## What you should do
Your task is to write out every line of the data exactly. Drop the pictures.

## Information provided
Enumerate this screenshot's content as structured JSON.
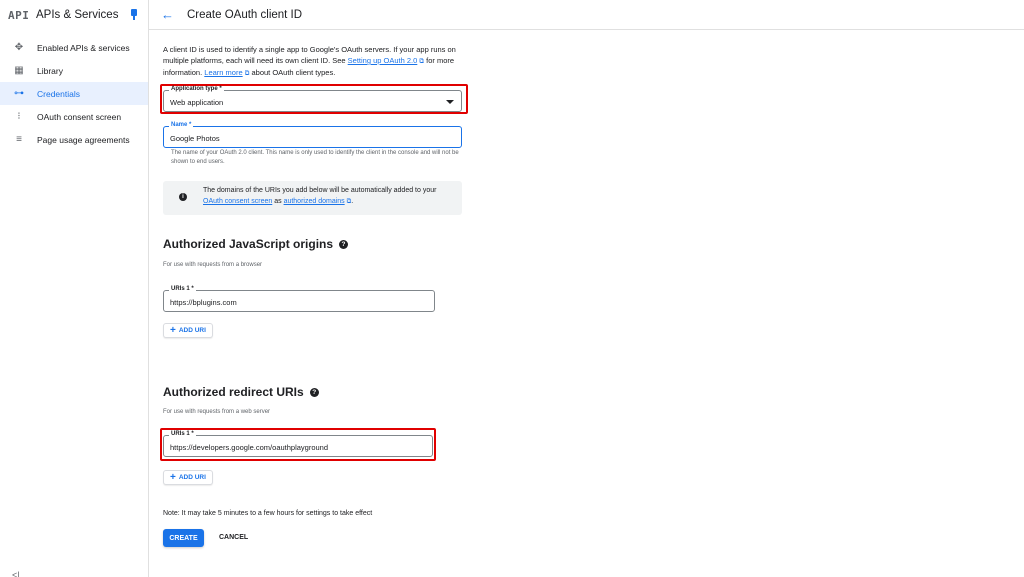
{
  "sidebar": {
    "logo": "API",
    "title": "APIs & Services",
    "items": [
      {
        "label": "Enabled APIs & services",
        "icon": "apis-icon"
      },
      {
        "label": "Library",
        "icon": "library-icon"
      },
      {
        "label": "Credentials",
        "icon": "key-icon",
        "active": true
      },
      {
        "label": "OAuth consent screen",
        "icon": "consent-icon"
      },
      {
        "label": "Page usage agreements",
        "icon": "settings-list-icon"
      }
    ],
    "collapse_label": "<|"
  },
  "header": {
    "title": "Create OAuth client ID"
  },
  "intro": {
    "part1": "A client ID is used to identify a single app to Google's OAuth servers. If your app runs on multiple platforms, each will need its own client ID. See ",
    "link1": "Setting up OAuth 2.0",
    "part2": " for more information. ",
    "link2": "Learn more",
    "part3": " about OAuth client types."
  },
  "application_type": {
    "label": "Application type *",
    "value": "Web application"
  },
  "name_field": {
    "label": "Name *",
    "value": "Google Photos",
    "help": "The name of your OAuth 2.0 client. This name is only used to identify the client in the console and will not be shown to end users."
  },
  "info": {
    "part1": "The domains of the URIs you add below will be automatically added to your ",
    "link1": "OAuth consent screen",
    "part2": " as ",
    "link2": "authorized domains",
    "part3": "."
  },
  "js_origins": {
    "heading": "Authorized JavaScript origins",
    "subtitle": "For use with requests from a browser",
    "uri_label": "URIs 1 *",
    "uri_value": "https://bplugins.com",
    "add_label": "ADD URI"
  },
  "redirect_uris": {
    "heading": "Authorized redirect URIs",
    "subtitle": "For use with requests from a web server",
    "uri_label": "URIs 1 *",
    "uri_value": "https://developers.google.com/oauthplayground",
    "add_label": "ADD URI"
  },
  "footer": {
    "note": "Note: It may take 5 minutes to a few hours for settings to take effect",
    "create_label": "CREATE",
    "cancel_label": "CANCEL"
  },
  "colors": {
    "accent": "#1a73e8",
    "highlight": "#e00000",
    "active_bg": "#e8f0fe"
  }
}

## Problem solution
Enumerate this screenshot's content as structured JSON.
{
  "sidebar": {
    "logo": "API",
    "title": "APIs & Services",
    "items": [
      {
        "label": "Enabled APIs & services",
        "icon": "apis-icon"
      },
      {
        "label": "Library",
        "icon": "library-icon"
      },
      {
        "label": "Credentials",
        "icon": "key-icon",
        "active": true
      },
      {
        "label": "OAuth consent screen",
        "icon": "consent-icon"
      },
      {
        "label": "Page usage agreements",
        "icon": "settings-list-icon"
      }
    ],
    "collapse_label": "<|"
  },
  "header": {
    "title": "Create OAuth client ID"
  },
  "intro": {
    "part1": "A client ID is used to identify a single app to Google's OAuth servers. If your app runs on multiple platforms, each will need its own client ID. See ",
    "link1": "Setting up OAuth 2.0",
    "part2": " for more information. ",
    "link2": "Learn more",
    "part3": " about OAuth client types."
  },
  "application_type": {
    "label": "Application type *",
    "value": "Web application"
  },
  "name_field": {
    "label": "Name *",
    "value": "Google Photos",
    "help": "The name of your OAuth 2.0 client. This name is only used to identify the client in the console and will not be shown to end users."
  },
  "info": {
    "part1": "The domains of the URIs you add below will be automatically added to your ",
    "link1": "OAuth consent screen",
    "part2": " as ",
    "link2": "authorized domains",
    "part3": "."
  },
  "js_origins": {
    "heading": "Authorized JavaScript origins",
    "subtitle": "For use with requests from a browser",
    "uri_label": "URIs 1 *",
    "uri_value": "https://bplugins.com",
    "add_label": "ADD URI"
  },
  "redirect_uris": {
    "heading": "Authorized redirect URIs",
    "subtitle": "For use with requests from a web server",
    "uri_label": "URIs 1 *",
    "uri_value": "https://developers.google.com/oauthplayground",
    "add_label": "ADD URI"
  },
  "footer": {
    "note": "Note: It may take 5 minutes to a few hours for settings to take effect",
    "create_label": "CREATE",
    "cancel_label": "CANCEL"
  },
  "colors": {
    "accent": "#1a73e8",
    "highlight": "#e00000",
    "active_bg": "#e8f0fe"
  }
}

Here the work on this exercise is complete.